Dataset below:
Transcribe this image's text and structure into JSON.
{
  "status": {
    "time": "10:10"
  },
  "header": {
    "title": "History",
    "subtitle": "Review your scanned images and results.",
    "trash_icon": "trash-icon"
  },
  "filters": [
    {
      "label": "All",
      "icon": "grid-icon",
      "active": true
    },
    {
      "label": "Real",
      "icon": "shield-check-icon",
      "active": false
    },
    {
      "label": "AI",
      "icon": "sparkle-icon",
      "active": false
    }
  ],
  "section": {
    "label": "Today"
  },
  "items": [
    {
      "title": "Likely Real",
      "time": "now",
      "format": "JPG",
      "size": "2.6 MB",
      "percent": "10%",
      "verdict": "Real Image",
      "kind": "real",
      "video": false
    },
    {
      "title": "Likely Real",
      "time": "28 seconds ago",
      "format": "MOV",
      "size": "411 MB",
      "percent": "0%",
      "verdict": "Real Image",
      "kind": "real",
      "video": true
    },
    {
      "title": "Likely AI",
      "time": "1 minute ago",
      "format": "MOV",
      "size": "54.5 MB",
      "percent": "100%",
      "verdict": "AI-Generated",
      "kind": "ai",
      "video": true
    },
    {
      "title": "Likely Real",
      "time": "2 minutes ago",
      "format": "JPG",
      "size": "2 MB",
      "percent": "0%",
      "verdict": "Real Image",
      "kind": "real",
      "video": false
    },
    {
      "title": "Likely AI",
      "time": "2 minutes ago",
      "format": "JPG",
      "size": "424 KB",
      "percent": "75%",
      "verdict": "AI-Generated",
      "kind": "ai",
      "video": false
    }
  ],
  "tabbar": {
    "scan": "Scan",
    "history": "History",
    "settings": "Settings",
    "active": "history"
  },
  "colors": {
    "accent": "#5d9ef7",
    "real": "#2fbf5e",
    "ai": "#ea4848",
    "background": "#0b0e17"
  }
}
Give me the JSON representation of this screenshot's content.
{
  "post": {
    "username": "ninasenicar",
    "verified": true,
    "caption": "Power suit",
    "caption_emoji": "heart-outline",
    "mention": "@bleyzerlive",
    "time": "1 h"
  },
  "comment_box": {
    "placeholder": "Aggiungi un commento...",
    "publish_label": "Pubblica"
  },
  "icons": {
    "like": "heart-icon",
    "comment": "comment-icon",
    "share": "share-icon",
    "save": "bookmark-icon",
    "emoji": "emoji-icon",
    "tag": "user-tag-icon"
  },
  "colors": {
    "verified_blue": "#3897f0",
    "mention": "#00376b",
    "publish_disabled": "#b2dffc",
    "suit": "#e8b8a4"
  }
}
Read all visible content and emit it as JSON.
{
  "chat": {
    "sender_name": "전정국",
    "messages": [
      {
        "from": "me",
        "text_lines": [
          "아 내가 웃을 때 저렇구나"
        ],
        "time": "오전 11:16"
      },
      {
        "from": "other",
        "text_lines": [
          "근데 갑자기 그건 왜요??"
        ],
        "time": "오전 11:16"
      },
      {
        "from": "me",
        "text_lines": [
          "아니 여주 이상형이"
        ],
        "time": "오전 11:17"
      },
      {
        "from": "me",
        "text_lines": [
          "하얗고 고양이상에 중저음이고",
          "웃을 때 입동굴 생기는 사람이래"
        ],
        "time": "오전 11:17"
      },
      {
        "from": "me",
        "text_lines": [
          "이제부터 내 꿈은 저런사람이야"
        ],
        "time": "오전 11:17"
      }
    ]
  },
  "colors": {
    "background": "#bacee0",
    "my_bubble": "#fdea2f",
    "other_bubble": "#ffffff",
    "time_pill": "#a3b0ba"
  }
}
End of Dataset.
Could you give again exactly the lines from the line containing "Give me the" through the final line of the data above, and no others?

Solution to the problem
Give me the JSON representation of this screenshot's content.
{
  "post": {
    "username": "ninasenicar",
    "verified": true,
    "caption": "Power suit",
    "caption_emoji": "heart-outline",
    "mention": "@bleyzerlive",
    "time": "1 h"
  },
  "comment_box": {
    "placeholder": "Aggiungi un commento...",
    "publish_label": "Pubblica"
  },
  "icons": {
    "like": "heart-icon",
    "comment": "comment-icon",
    "share": "share-icon",
    "save": "bookmark-icon",
    "emoji": "emoji-icon",
    "tag": "user-tag-icon"
  },
  "colors": {
    "verified_blue": "#3897f0",
    "mention": "#00376b",
    "publish_disabled": "#b2dffc",
    "suit": "#e8b8a4"
  }
}
Read all visible content and emit it as JSON.
{
  "chat": {
    "sender_name": "전정국",
    "messages": [
      {
        "from": "me",
        "text_lines": [
          "아 내가 웃을 때 저렇구나"
        ],
        "time": "오전 11:16"
      },
      {
        "from": "other",
        "text_lines": [
          "근데 갑자기 그건 왜요??"
        ],
        "time": "오전 11:16"
      },
      {
        "from": "me",
        "text_lines": [
          "아니 여주 이상형이"
        ],
        "time": "오전 11:17"
      },
      {
        "from": "me",
        "text_lines": [
          "하얗고 고양이상에 중저음이고",
          "웃을 때 입동굴 생기는 사람이래"
        ],
        "time": "오전 11:17"
      },
      {
        "from": "me",
        "text_lines": [
          "이제부터 내 꿈은 저런사람이야"
        ],
        "time": "오전 11:17"
      }
    ]
  },
  "colors": {
    "background": "#bacee0",
    "my_bubble": "#fdea2f",
    "other_bubble": "#ffffff",
    "time_pill": "#a3b0ba"
  }
}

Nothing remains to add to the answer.